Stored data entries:
BEGIN
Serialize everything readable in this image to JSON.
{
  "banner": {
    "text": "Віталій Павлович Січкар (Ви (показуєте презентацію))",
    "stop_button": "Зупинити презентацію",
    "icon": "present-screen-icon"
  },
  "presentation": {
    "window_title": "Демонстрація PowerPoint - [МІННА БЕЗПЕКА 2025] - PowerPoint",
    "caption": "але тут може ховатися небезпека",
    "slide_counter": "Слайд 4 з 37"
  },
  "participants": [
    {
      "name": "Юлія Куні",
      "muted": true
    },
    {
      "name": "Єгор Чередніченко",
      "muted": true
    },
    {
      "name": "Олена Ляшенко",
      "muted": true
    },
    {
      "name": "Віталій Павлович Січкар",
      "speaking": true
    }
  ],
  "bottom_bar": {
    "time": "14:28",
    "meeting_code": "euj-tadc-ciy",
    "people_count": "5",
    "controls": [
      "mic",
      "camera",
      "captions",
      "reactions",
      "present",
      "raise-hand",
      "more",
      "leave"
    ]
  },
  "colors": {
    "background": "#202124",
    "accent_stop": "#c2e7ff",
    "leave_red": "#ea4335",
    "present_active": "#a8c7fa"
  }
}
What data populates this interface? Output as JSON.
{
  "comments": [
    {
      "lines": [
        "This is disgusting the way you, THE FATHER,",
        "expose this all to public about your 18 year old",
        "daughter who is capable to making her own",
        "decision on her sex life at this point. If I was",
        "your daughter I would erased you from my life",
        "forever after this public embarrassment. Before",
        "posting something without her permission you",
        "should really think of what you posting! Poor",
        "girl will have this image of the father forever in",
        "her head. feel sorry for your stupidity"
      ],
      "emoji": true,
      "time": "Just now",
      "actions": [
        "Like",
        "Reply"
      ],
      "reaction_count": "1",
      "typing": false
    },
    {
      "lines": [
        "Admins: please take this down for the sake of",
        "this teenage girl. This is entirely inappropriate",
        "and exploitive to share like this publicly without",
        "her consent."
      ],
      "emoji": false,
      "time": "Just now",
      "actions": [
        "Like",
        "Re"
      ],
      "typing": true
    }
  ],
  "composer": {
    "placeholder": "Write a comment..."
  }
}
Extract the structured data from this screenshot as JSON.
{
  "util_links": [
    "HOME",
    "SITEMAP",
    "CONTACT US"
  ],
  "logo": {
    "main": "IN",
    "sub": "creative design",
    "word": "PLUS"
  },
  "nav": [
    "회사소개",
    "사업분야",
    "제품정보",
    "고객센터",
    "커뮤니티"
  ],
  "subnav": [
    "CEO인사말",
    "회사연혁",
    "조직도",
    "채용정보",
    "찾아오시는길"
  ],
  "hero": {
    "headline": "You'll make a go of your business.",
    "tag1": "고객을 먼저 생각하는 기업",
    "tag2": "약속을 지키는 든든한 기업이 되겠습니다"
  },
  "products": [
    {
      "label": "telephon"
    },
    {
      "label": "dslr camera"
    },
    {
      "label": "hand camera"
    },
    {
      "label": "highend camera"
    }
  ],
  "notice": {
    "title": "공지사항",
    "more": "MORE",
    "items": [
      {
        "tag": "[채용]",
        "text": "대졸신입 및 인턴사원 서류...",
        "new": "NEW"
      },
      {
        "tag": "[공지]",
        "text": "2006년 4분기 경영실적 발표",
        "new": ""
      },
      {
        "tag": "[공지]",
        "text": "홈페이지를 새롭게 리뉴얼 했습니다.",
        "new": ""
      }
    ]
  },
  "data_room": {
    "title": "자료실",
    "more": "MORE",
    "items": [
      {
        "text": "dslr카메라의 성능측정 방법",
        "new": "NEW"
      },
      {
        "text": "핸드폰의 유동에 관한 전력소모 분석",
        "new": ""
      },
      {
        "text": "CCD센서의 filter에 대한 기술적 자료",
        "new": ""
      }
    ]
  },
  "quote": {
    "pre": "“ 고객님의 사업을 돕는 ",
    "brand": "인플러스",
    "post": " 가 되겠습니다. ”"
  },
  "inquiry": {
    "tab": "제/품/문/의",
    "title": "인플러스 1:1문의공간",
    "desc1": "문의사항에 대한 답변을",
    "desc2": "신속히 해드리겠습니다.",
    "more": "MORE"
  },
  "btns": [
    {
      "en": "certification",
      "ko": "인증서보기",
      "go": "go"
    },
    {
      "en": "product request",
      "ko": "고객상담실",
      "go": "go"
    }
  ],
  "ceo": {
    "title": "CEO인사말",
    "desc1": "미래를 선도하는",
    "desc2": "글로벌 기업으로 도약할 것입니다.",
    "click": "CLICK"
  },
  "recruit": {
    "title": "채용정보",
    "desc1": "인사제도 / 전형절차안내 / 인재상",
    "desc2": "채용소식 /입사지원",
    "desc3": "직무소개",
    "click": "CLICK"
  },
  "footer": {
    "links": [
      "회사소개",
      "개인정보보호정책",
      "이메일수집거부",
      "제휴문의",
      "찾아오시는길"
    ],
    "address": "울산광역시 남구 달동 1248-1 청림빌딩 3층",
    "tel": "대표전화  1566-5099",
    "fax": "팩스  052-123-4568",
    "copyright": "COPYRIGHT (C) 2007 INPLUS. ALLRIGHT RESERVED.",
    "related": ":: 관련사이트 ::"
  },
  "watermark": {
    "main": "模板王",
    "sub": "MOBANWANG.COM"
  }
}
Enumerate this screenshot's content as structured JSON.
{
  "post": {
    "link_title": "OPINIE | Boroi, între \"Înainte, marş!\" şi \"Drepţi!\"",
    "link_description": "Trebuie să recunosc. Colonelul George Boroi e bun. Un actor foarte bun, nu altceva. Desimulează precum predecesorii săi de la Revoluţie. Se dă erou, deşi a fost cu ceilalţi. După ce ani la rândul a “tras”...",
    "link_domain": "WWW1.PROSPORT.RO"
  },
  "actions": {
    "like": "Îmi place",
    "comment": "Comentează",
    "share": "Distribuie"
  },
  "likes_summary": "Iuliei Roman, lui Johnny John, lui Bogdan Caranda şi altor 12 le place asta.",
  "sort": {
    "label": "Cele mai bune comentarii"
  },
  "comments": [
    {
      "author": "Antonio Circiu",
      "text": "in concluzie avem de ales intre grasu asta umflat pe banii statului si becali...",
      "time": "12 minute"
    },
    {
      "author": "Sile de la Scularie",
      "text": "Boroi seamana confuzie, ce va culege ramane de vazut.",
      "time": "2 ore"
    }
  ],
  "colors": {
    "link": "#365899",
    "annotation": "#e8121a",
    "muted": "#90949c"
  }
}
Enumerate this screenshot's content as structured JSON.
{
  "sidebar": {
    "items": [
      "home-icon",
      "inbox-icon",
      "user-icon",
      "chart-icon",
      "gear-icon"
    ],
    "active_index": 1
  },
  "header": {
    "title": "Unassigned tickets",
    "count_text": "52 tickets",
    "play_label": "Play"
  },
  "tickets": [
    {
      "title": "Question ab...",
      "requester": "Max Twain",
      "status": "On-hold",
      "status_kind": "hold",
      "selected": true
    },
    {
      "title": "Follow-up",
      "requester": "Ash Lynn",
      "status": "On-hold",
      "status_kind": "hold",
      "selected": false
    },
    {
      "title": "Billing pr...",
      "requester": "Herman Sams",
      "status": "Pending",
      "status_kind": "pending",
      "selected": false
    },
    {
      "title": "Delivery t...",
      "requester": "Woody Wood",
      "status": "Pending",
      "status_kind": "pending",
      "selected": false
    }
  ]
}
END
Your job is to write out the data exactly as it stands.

# Reply:
Serialize everything readable in this image to JSON.
{
  "banner": {
    "text": "Віталій Павлович Січкар (Ви (показуєте презентацію))",
    "stop_button": "Зупинити презентацію",
    "icon": "present-screen-icon"
  },
  "presentation": {
    "window_title": "Демонстрація PowerPoint - [МІННА БЕЗПЕКА 2025] - PowerPoint",
    "caption": "але тут може ховатися небезпека",
    "slide_counter": "Слайд 4 з 37"
  },
  "participants": [
    {
      "name": "Юлія Куні",
      "muted": true
    },
    {
      "name": "Єгор Чередніченко",
      "muted": true
    },
    {
      "name": "Олена Ляшенко",
      "muted": true
    },
    {
      "name": "Віталій Павлович Січкар",
      "speaking": true
    }
  ],
  "bottom_bar": {
    "time": "14:28",
    "meeting_code": "euj-tadc-ciy",
    "people_count": "5",
    "controls": [
      "mic",
      "camera",
      "captions",
      "reactions",
      "present",
      "raise-hand",
      "more",
      "leave"
    ]
  },
  "colors": {
    "background": "#202124",
    "accent_stop": "#c2e7ff",
    "leave_red": "#ea4335",
    "present_active": "#a8c7fa"
  }
}
What data populates this interface? Output as JSON.
{
  "comments": [
    {
      "lines": [
        "This is disgusting the way you, THE FATHER,",
        "expose this all to public about your 18 year old",
        "daughter who is capable to making her own",
        "decision on her sex life at this point. If I was",
        "your daughter I would erased you from my life",
        "forever after this public embarrassment. Before",
        "posting something without her permission you",
        "should really think of what you posting! Poor",
        "girl will have this image of the father forever in",
        "her head. feel sorry for your stupidity"
      ],
      "emoji": true,
      "time": "Just now",
      "actions": [
        "Like",
        "Reply"
      ],
      "reaction_count": "1",
      "typing": false
    },
    {
      "lines": [
        "Admins: please take this down for the sake of",
        "this teenage girl. This is entirely inappropriate",
        "and exploitive to share like this publicly without",
        "her consent."
      ],
      "emoji": false,
      "time": "Just now",
      "actions": [
        "Like",
        "Re"
      ],
      "typing": true
    }
  ],
  "composer": {
    "placeholder": "Write a comment..."
  }
}
Extract the structured data from this screenshot as JSON.
{
  "util_links": [
    "HOME",
    "SITEMAP",
    "CONTACT US"
  ],
  "logo": {
    "main": "IN",
    "sub": "creative design",
    "word": "PLUS"
  },
  "nav": [
    "회사소개",
    "사업분야",
    "제품정보",
    "고객센터",
    "커뮤니티"
  ],
  "subnav": [
    "CEO인사말",
    "회사연혁",
    "조직도",
    "채용정보",
    "찾아오시는길"
  ],
  "hero": {
    "headline": "You'll make a go of your business.",
    "tag1": "고객을 먼저 생각하는 기업",
    "tag2": "약속을 지키는 든든한 기업이 되겠습니다"
  },
  "products": [
    {
      "label": "telephon"
    },
    {
      "label": "dslr camera"
    },
    {
      "label": "hand camera"
    },
    {
      "label": "highend camera"
    }
  ],
  "notice": {
    "title": "공지사항",
    "more": "MORE",
    "items": [
      {
        "tag": "[채용]",
        "text": "대졸신입 및 인턴사원 서류...",
        "new": "NEW"
      },
      {
        "tag": "[공지]",
        "text": "2006년 4분기 경영실적 발표",
        "new": ""
      },
      {
        "tag": "[공지]",
        "text": "홈페이지를 새롭게 리뉴얼 했습니다.",
        "new": ""
      }
    ]
  },
  "data_room": {
    "title": "자료실",
    "more": "MORE",
    "items": [
      {
        "text": "dslr카메라의 성능측정 방법",
        "new": "NEW"
      },
      {
        "text": "핸드폰의 유동에 관한 전력소모 분석",
        "new": ""
      },
      {
        "text": "CCD센서의 filter에 대한 기술적 자료",
        "new": ""
      }
    ]
  },
  "quote": {
    "pre": "“ 고객님의 사업을 돕는 ",
    "brand": "인플러스",
    "post": " 가 되겠습니다. ”"
  },
  "inquiry": {
    "tab": "제/품/문/의",
    "title": "인플러스 1:1문의공간",
    "desc1": "문의사항에 대한 답변을",
    "desc2": "신속히 해드리겠습니다.",
    "more": "MORE"
  },
  "btns": [
    {
      "en": "certification",
      "ko": "인증서보기",
      "go": "go"
    },
    {
      "en": "product request",
      "ko": "고객상담실",
      "go": "go"
    }
  ],
  "ceo": {
    "title": "CEO인사말",
    "desc1": "미래를 선도하는",
    "desc2": "글로벌 기업으로 도약할 것입니다.",
    "click": "CLICK"
  },
  "recruit": {
    "title": "채용정보",
    "desc1": "인사제도 / 전형절차안내 / 인재상",
    "desc2": "채용소식 /입사지원",
    "desc3": "직무소개",
    "click": "CLICK"
  },
  "footer": {
    "links": [
      "회사소개",
      "개인정보보호정책",
      "이메일수집거부",
      "제휴문의",
      "찾아오시는길"
    ],
    "address": "울산광역시 남구 달동 1248-1 청림빌딩 3층",
    "tel": "대표전화  1566-5099",
    "fax": "팩스  052-123-4568",
    "copyright": "COPYRIGHT (C) 2007 INPLUS. ALLRIGHT RESERVED.",
    "related": ":: 관련사이트 ::"
  },
  "watermark": {
    "main": "模板王",
    "sub": "MOBANWANG.COM"
  }
}
Enumerate this screenshot's content as structured JSON.
{
  "post": {
    "link_title": "OPINIE | Boroi, între \"Înainte, marş!\" şi \"Drepţi!\"",
    "link_description": "Trebuie să recunosc. Colonelul George Boroi e bun. Un actor foarte bun, nu altceva. Desimulează precum predecesorii săi de la Revoluţie. Se dă erou, deşi a fost cu ceilalţi. După ce ani la rândul a “tras”...",
    "link_domain": "WWW1.PROSPORT.RO"
  },
  "actions": {
    "like": "Îmi place",
    "comment": "Comentează",
    "share": "Distribuie"
  },
  "likes_summary": "Iuliei Roman, lui Johnny John, lui Bogdan Caranda şi altor 12 le place asta.",
  "sort": {
    "label": "Cele mai bune comentarii"
  },
  "comments": [
    {
      "author": "Antonio Circiu",
      "text": "in concluzie avem de ales intre grasu asta umflat pe banii statului si becali...",
      "time": "12 minute"
    },
    {
      "author": "Sile de la Scularie",
      "text": "Boroi seamana confuzie, ce va culege ramane de vazut.",
      "time": "2 ore"
    }
  ],
  "colors": {
    "link": "#365899",
    "annotation": "#e8121a",
    "muted": "#90949c"
  }
}
Enumerate this screenshot's content as structured JSON.
{
  "sidebar": {
    "items": [
      "home-icon",
      "inbox-icon",
      "user-icon",
      "chart-icon",
      "gear-icon"
    ],
    "active_index": 1
  },
  "header": {
    "title": "Unassigned tickets",
    "count_text": "52 tickets",
    "play_label": "Play"
  },
  "tickets": [
    {
      "title": "Question ab...",
      "requester": "Max Twain",
      "status": "On-hold",
      "status_kind": "hold",
      "selected": true
    },
    {
      "title": "Follow-up",
      "requester": "Ash Lynn",
      "status": "On-hold",
      "status_kind": "hold",
      "selected": false
    },
    {
      "title": "Billing pr...",
      "requester": "Herman Sams",
      "status": "Pending",
      "status_kind": "pending",
      "selected": false
    },
    {
      "title": "Delivery t...",
      "requester": "Woody Wood",
      "status": "Pending",
      "status_kind": "pending",
      "selected": false
    }
  ]
}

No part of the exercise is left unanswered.